migrants from Africa who established themselves in Arabia despite its
desert conditions. Or maybe they belonged to a sister human species,
our Neanderthal cousins, suggest the researchers:

“Our fieldwork at the Wadi Surdud in
Yemen demonstrates that during the period of the supposed expansion of
modern humans out of Africa (60,000 to 50,000 years ago), and their
rapid dispersal toward south-eastern Asia along the western and southern
Arabian coastlines, the interior of this region was, in fact, occupied
by well-adapted human groups who developed their own local technological
tradition, deeply rooted in the Middle Paleolithic. Future research
will likely reveal whether the archaeological assemblages recovered from
the Wadi Surdud can be associated with the descendents of anatomically
modern human groups who occupied the Arabian Peninsula during (this era)
or the southernmost expansion of the Neanderthals.”

Everything is possible but we should not forget that the Homo sapiens of Palestine did use Mousterian technology, a fact that may be related to Neanderthal genetic introgression among us. 
See also category: Out of Africa in this blog. And specially, besides the links in-text, this entry on the various options for the OoA migration, which are necessarily much older than this group.

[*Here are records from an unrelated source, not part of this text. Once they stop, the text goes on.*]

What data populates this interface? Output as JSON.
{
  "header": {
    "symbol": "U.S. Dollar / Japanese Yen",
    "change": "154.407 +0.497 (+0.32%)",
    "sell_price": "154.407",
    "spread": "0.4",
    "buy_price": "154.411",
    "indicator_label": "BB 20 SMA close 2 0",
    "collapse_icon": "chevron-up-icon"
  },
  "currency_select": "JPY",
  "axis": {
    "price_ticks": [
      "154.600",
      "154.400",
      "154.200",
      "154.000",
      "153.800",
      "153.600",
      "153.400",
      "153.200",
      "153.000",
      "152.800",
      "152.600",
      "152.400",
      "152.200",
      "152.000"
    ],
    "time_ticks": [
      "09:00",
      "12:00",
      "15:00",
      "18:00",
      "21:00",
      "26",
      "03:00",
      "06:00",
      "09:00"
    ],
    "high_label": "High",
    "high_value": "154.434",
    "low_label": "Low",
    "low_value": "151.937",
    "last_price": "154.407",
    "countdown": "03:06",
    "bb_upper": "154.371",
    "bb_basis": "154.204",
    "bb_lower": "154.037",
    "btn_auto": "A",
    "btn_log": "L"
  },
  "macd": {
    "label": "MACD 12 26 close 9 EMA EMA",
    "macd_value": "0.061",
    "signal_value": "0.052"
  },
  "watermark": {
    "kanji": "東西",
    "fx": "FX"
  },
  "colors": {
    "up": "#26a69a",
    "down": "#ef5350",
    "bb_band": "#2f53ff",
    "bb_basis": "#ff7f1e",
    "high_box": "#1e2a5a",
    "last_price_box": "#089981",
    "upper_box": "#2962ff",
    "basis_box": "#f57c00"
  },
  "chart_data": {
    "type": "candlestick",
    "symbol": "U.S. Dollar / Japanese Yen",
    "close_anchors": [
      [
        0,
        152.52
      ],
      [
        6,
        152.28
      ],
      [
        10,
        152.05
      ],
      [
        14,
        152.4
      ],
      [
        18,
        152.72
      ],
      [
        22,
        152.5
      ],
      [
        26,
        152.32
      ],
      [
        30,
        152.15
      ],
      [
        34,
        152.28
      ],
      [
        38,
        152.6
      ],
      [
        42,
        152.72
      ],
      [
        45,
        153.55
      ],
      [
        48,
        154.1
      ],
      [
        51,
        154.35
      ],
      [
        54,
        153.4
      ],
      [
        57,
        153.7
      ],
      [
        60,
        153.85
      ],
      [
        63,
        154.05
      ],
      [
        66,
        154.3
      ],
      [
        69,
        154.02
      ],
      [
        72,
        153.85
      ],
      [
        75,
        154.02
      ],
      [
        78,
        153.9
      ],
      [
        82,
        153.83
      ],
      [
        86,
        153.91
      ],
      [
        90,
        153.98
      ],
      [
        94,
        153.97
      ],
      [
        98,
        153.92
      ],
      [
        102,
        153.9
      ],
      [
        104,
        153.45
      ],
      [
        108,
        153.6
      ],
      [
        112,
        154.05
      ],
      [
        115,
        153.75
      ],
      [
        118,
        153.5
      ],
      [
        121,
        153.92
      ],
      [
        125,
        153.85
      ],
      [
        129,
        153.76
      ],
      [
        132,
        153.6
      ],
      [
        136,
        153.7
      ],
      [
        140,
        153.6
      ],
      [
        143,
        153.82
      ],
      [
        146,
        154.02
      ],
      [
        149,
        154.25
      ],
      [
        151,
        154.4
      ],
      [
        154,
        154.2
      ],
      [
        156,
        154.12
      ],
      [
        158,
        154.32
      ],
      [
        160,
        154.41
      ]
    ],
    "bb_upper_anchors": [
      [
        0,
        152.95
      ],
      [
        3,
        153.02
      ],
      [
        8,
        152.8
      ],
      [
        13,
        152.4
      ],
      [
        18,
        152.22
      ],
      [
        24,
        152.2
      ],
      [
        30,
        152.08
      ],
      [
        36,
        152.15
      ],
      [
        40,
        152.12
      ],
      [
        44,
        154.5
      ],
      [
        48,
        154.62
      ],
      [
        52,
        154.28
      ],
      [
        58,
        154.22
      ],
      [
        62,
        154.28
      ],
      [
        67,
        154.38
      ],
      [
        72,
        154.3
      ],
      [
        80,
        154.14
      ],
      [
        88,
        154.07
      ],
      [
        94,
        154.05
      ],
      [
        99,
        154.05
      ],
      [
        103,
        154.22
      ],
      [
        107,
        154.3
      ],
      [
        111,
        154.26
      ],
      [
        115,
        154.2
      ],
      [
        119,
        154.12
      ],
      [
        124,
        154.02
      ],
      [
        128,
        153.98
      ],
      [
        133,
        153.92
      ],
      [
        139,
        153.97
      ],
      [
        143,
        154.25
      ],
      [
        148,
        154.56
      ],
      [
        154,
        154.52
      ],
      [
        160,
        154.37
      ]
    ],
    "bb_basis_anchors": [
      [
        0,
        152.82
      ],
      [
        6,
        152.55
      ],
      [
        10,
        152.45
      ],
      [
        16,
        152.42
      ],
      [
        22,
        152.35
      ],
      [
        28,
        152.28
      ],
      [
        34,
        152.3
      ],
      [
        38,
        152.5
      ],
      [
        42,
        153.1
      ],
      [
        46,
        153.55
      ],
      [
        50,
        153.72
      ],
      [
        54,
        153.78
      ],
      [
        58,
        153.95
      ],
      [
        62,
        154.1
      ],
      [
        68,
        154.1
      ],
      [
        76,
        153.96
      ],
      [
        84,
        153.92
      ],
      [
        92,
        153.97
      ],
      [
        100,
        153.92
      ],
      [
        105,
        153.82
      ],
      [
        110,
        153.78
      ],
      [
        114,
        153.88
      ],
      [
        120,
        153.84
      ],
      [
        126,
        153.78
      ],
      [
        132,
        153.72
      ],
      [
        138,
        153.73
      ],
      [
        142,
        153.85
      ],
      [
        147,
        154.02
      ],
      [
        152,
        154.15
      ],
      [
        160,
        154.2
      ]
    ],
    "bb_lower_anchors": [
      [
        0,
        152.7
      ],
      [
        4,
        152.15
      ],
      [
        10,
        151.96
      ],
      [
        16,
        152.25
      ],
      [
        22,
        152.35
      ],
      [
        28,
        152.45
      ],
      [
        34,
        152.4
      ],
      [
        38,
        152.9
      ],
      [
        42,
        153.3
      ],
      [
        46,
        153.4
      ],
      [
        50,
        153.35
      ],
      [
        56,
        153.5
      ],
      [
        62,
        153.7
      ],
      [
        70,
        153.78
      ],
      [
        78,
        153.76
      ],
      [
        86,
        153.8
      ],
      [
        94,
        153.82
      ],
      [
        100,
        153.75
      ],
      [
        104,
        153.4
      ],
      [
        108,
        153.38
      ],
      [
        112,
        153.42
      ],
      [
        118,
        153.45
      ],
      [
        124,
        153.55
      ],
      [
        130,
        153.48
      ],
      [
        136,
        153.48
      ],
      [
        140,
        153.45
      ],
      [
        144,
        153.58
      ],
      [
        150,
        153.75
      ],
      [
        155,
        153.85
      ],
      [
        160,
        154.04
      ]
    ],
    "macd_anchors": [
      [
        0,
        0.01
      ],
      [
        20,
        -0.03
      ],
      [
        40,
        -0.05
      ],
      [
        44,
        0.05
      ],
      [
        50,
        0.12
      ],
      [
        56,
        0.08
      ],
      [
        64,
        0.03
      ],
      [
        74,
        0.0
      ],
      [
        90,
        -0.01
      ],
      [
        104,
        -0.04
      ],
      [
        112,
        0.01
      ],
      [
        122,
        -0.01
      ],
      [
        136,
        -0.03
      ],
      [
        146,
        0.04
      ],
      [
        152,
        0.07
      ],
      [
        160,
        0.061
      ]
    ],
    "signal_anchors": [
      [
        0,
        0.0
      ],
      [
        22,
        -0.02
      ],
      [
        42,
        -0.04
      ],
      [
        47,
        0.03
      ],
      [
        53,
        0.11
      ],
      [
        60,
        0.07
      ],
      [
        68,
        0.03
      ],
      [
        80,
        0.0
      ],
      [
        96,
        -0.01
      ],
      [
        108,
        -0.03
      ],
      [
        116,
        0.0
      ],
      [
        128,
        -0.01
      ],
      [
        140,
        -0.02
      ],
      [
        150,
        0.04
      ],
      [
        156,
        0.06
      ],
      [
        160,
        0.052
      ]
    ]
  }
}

Clottes questions the dates of Iberian rock art

Highly respected archaeologist and prehistorian Jean Clottes has raised a question mark on the AMD datings of the Iberian rock art, recently claimed to be older than 40,000 years in some cases. He essentially questions the method of dating, frontally clashing with João Zilhão, who in the press conference[es] defended the high reliability of the Uranium series method, which he says has not yet been fully demonstrated in its efficiency. 

In my opinion one should be very cautious about the sensational results announced, because:
1. that method is new and certainly needs to be tested and refined (see below);
2. they compare Useries dates with radiocarbon dates which were obtained with a different method: it would be necessary to date the same artefact with both methods and see if they concur; this is what Valladas and her team tried to do in 2003 in Borneo and they encountered problems;
3. finally, the relation to Neandertal is pure speculation: there has
never been portable art discovered in Neandertal occupation sites and
there is no relationship ever established between the Neandertals and a
painted rock art site. Until there is, such speculation is entirely

Another highly reputed expert questioning the dating is Hellene Valladas, who dated Grotte Chauvet.

I feel unqualified to judge the merit of these objections but certainly if C14 and U-series datings of the same object are inconsistent, it means that either method (or both) must be refined. 
Red dots from El Castillo, one of which is claimed to be older than 40,000 years